This easy-to-follow process is very effective but is more feasible for a smaller number of applications. Once the number of applications grows, it gets increasingly difficult to keep the systems fully integrated.
In Hub-and-Spoke Integration, a centralized hub is connected to the EA systems. This hub then removes the need to program individual dependencies between each pair of applications. However, enterprise application developers still need to use runtime components to manually route data to the correct enterprise application.
The bus integration model is an evolution of the hub-and-spoke integration model. However, the bus integration model runs without human interference. This model relies on a predefined set of standards to govern the flow of data between applications. Bus integration enables any application to receive or transmit data according to the applied business policies.
Last but certainly not least, microservice architecture is the latest standard for cloud-based enterprise application systems. Business applications that are deployed on the cloud can gather data from each deployed microservice. Once the data is captured, it can be routed to the desired databases and destinations using Application Program Interfaces.
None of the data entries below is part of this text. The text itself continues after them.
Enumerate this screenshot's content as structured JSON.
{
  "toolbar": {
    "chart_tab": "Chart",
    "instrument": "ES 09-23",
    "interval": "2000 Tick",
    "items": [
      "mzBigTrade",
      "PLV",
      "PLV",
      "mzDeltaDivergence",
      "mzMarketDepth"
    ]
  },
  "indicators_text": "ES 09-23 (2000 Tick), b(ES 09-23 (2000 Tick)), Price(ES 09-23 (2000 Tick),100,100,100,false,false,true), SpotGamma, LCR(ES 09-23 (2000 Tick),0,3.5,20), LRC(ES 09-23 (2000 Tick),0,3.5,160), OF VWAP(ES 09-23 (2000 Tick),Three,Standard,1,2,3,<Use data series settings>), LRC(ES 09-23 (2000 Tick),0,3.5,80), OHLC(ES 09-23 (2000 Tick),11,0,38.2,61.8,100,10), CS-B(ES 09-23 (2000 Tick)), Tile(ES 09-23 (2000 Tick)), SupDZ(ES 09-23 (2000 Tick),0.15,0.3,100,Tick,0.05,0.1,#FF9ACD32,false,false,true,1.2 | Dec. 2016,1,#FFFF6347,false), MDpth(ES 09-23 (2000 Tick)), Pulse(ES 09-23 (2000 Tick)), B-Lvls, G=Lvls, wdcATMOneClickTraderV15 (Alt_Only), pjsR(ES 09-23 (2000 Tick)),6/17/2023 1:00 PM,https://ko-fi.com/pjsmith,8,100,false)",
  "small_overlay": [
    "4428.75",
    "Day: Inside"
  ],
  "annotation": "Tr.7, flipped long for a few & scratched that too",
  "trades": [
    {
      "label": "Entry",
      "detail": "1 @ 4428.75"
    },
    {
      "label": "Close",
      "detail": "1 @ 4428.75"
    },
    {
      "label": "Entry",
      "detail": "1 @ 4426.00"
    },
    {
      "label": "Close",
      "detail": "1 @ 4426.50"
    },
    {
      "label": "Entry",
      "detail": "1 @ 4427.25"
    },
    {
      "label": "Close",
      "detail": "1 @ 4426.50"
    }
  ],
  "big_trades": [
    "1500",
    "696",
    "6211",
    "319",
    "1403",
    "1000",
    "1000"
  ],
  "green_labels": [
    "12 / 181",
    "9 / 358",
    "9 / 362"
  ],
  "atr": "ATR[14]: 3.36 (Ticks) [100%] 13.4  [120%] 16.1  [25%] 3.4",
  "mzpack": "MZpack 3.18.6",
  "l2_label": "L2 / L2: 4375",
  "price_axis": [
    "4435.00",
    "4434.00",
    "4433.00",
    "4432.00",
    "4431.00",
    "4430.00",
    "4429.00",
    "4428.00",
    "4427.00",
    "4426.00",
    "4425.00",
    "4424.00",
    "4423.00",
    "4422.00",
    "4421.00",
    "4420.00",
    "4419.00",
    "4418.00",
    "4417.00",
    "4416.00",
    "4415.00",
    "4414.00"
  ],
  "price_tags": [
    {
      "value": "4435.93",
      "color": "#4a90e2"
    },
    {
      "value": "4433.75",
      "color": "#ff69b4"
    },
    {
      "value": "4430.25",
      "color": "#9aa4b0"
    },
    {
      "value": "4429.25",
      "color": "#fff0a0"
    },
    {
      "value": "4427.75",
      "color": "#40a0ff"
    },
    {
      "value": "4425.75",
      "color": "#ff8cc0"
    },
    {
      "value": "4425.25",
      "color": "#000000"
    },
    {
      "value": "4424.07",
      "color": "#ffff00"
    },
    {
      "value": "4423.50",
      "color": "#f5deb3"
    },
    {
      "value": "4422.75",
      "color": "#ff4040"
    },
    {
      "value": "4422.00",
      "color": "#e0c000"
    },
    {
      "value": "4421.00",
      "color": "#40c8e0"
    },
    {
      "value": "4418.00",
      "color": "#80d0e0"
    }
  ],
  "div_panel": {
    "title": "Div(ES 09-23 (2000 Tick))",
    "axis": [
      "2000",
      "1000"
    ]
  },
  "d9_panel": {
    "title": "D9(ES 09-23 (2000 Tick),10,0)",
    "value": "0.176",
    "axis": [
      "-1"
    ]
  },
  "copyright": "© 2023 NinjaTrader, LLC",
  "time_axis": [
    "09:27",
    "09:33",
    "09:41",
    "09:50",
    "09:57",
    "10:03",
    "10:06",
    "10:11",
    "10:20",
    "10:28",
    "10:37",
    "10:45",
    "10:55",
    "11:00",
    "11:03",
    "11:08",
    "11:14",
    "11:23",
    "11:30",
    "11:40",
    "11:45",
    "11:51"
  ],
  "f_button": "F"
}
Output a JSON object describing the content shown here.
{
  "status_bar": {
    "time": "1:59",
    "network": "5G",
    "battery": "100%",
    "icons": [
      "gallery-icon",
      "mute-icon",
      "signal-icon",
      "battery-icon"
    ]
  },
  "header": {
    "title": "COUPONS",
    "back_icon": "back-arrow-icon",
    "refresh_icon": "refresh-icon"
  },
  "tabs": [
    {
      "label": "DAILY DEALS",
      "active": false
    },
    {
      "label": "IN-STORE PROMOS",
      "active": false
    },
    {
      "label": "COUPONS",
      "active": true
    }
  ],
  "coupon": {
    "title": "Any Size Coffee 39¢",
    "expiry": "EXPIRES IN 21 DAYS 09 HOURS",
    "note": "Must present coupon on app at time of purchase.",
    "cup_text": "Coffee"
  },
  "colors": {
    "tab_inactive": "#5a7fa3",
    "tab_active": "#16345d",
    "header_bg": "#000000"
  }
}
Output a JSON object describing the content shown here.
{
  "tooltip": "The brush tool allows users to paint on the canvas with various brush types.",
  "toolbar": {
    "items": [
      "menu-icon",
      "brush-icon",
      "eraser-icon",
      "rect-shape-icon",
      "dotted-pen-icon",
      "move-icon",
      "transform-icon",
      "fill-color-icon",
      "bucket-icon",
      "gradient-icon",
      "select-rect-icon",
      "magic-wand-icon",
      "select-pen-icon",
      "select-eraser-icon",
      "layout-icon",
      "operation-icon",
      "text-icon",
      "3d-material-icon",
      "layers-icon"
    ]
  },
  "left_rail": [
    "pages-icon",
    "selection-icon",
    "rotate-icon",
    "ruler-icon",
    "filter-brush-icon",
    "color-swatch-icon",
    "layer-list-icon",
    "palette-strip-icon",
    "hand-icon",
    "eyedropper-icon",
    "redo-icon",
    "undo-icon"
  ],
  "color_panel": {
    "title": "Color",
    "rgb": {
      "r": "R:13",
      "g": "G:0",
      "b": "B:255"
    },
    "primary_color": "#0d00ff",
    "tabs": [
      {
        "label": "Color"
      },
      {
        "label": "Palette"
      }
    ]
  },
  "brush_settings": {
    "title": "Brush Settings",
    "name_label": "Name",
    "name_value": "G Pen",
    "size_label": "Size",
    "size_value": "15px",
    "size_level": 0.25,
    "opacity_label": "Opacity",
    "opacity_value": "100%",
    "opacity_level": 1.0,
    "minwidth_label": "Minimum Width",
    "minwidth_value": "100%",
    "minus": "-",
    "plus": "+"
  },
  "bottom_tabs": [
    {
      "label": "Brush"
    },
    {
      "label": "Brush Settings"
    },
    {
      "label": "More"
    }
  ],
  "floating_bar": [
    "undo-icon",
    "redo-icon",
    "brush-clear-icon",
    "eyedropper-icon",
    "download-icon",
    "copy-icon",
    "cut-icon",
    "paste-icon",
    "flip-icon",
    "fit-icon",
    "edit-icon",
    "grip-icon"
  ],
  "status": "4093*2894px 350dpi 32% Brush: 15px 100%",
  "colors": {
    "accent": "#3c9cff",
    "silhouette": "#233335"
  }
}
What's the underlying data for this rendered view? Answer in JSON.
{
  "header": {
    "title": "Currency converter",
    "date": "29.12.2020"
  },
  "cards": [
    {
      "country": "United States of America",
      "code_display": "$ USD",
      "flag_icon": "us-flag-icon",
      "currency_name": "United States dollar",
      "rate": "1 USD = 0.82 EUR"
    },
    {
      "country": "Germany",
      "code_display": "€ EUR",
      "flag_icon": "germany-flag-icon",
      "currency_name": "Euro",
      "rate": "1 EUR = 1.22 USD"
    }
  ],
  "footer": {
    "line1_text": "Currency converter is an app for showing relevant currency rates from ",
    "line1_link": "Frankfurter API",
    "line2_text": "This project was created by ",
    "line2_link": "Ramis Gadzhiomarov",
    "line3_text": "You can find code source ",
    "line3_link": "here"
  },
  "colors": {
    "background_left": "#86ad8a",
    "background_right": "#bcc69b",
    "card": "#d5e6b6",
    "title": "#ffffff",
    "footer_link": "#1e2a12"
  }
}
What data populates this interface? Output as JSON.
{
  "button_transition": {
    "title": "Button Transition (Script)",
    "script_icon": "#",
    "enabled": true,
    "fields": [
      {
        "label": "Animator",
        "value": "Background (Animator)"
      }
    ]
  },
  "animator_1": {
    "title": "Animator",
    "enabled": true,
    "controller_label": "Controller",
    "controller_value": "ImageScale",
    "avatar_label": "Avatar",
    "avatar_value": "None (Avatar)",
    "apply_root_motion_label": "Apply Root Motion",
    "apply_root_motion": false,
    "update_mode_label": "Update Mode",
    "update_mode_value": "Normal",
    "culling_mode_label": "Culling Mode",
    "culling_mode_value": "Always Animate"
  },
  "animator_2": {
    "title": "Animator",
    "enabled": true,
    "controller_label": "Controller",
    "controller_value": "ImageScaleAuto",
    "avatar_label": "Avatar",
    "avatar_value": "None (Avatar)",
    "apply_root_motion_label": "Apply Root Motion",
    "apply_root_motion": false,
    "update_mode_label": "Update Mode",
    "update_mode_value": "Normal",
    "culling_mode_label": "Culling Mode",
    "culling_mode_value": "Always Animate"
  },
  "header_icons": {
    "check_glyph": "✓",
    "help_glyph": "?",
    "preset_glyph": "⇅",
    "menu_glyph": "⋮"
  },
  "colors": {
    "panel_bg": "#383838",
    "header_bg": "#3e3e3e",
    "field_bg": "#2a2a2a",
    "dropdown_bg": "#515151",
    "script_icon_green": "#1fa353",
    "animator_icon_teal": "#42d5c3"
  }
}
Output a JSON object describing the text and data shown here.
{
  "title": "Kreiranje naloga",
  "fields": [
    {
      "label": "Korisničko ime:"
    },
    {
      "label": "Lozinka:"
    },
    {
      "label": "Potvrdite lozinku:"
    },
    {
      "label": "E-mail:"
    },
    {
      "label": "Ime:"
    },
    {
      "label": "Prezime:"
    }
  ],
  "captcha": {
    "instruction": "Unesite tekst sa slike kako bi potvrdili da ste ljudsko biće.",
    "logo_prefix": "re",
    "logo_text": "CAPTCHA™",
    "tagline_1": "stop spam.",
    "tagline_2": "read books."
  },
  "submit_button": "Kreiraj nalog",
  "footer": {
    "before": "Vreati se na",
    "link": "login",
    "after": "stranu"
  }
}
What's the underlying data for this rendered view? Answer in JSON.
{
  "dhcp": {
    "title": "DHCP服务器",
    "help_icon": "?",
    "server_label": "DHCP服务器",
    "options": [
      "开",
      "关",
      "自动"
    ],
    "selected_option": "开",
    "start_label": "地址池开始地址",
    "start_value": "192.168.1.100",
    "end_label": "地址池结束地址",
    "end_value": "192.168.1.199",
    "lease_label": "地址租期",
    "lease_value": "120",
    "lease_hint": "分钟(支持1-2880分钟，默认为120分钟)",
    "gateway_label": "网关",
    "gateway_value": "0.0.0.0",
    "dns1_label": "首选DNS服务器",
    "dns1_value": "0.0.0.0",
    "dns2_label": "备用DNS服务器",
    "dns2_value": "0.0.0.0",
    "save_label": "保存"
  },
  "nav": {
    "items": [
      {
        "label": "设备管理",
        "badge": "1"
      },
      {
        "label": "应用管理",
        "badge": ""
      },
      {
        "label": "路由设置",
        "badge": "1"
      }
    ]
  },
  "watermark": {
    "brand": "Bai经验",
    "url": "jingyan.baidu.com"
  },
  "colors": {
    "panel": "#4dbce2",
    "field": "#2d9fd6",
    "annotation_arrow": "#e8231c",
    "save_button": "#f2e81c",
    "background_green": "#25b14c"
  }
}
The basic idea behind enterprise application integration is using an IT-enabled systems-based solution to integrate enterprise applications. If you have any further queries or want to learn more about enterprise application integration, head to our website Hazentech and get in touch with us. Our team of experts can offer valuable insight that can help you grow your business to new heights.